Anyone can promise to speed up the printing presses and build up our debt. This brings happiness and security?
Governments that overspend face global and epidemical forces from the outside that no amount of mystic theory can avoid or kick downstairs into the Deepfreeze. …
The 1939 dollar' s purchasing power has already declined to less than 45 cents. Declining currencies follow the law of physical bodies, they accelerate as the fall. But even at the present rate our dollar will be worth less than 25 cents in 10 years.
When Mr. Johnson or anybody proposes cradle-to-the-grave disbursements by the U. S. Treasury that somehow sounds free, our misinformation becomes complete.
A government is a spender not an earner. Anything the government says it will give to the people it must first take from the people. The government is spending more than the entire income of everybody west of the Mississippi River. …
What is folly in the family debt, debt and more debt cannot be wisdom in the kingdom. The applauded rulers merely come and go and leave us to clean up the mess. So will President Johnson on his present course. His good intentions are not pertinent. Next to wars, nothing has finally caused mankind more misery than Inflation with its destruction of working people' s savings and its artificial pay.
Candy Bar index To Hollow Dollar Society
Herald-Journal - Google News Archive - Jan 28, 1966
Inflation is with us already.
MY FAVORITE INDEX to inflation is the candy bar. For the price of sweetmeats is virtually inflexible, yielding only to extreme pressures. A generation ago, the chocolate bar cost a nickel: one still can buy it for a nickel, despite the great increase of the general commodity index.
But slowly the size and quality of the candy bar has diminished, as costs of labor and materials increased. During the past two months, various candy companies further reduced the size of their nickel bars, and began selling somewhat larger bars for a dime; some even have gone up to fifteen cents. When the sweet redoubt of price stability falls to Demon inflation, the dollar is far gone in decay.
Surely, veterans of the Roosevelt Recession, you recall the five - cent hamburger. The same item costs at least a quarter nowadays. Our dollars, friends, buy about one-fifth as much food as they did a generation gone.
If the national administration really meant to help the American poor, it would try to stabilize, or even reduce, commodity prices. …
… thrifty and responsible people who have worked hard all their lives, … must expect to buy less with their dollars.

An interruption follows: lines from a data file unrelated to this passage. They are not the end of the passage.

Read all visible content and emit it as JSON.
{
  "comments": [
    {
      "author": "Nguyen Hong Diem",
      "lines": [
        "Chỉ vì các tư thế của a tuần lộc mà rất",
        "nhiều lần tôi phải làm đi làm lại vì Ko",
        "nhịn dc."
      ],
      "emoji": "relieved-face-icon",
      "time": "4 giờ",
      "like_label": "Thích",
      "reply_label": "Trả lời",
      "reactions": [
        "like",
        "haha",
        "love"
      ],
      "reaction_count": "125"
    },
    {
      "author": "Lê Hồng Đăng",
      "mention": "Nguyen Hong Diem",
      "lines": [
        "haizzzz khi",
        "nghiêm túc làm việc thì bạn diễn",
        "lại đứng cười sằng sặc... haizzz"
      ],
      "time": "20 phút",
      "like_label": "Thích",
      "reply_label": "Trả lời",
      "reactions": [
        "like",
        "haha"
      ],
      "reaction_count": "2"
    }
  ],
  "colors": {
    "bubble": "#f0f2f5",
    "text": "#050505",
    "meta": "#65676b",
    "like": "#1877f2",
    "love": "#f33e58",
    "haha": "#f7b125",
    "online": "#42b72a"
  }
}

Taxes will rise, prices will rise — and the Forgotten American (as Barry Goldwater called him once) will tighten his belt. The Great Society may turn out to be the Hollow Dollar Society.
My reaction: It is interesting to read articles were from back from the day when US press was still refreshingly free. For more, see Google archive news results for “inflation poverty SAVINGS”